Marjorie Clayton is not only an old school photographer, she is an intrepid traveller who prefers to travel alone — sometimes into dangerous places few women would dare to go alone.
Her photographs hanging in the Station House Gallery this month depict striking images of marginalized men living in Gambia, Africa.
They are captured the old fashioned way on film during a trip she made alone to the country.
The photographic series is called ‘At Home with Ysepha’ and is set with stories about each of the men in the photographs under the images.
Clayton says she prefers to start a photographic project as a stranger and travel alone rather than with a friend or a team.
“It’s intimidating for people to approach you if you are with other people,” Clayton says. “When I am alone I ask people questions and for directions which sparks conversation.”
She says she knows there are inherent dangers travelling as a lone female but says: “I have an amazing sixth sense that tells me when there is danger.” She points to one photograph of an individual during the opening of her show taken during an encounter which did make her uncomfortable enough to leave the conversation early.
Clayton says her dad Charlie Clayton, who died in June, started teaching her how to take photographs and use the dark room when she was only 11 years old.
“Both my parents are amazing,” Clayton says. She says her dad worked in the Ontario grain elevators during the day and was a drummer in a jazz band and avid photographer in his off hours.
“I have always been interested in culture and people,” Clayton says.
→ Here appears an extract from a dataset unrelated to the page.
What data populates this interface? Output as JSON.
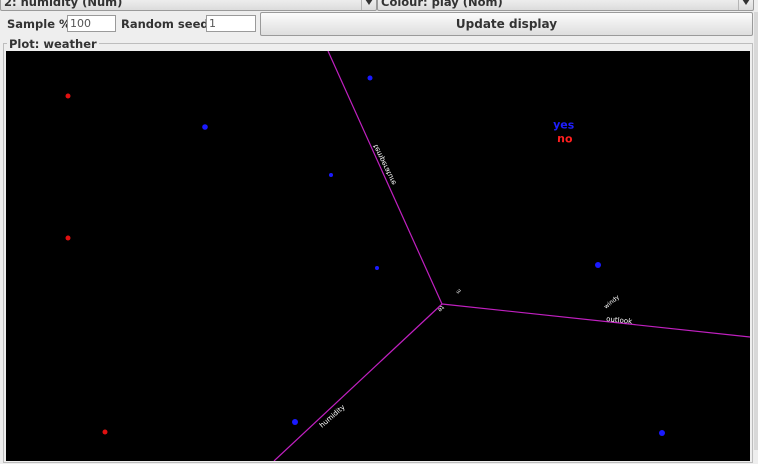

At 19 she went to Bolivia for three and a half months on a Canada World Youth student abroad project and visited again later on a Canada Arts Council grant. She has also worked in England for 14 years, and worked for various magazines.
She says the work in Gambia evolved out of a photographic project she started in Ghana in 1993.
For the trip to Gambia she says her editor put her in contact with Ysepha, a quiet man in his 30s, whom he had met briefly on a previous trip and who was earning his living as a hustler.
“My aim with this and most of my photo essays is to make sensitive, subtle and truthful photographs that allow the audience to understand and feel something for those photographed,” Clayton says in her artist’s statement.
‘At Home with Yusepha’ could not be created without the help and co-operation of Yusepha, his family, friends and fellow hustlers. Together we created this series so that their voices could be heard and their stories told.”
In Gambia she says hustlers are known as ‘Bumpsters’ and are looked upon by the public as lazy, delinquent scavengers.
They survive in poverty where unemployment is high and life expectancy low. Hustlers earn their money through a variety of commissions charged to tourists and businesses.
Depending on their skills and contacts they may act as a gofer, guide, translator or events organizer. She says what they do is illegal as they do not have the means or education to pass the officially recognized government ‘guide’ exam.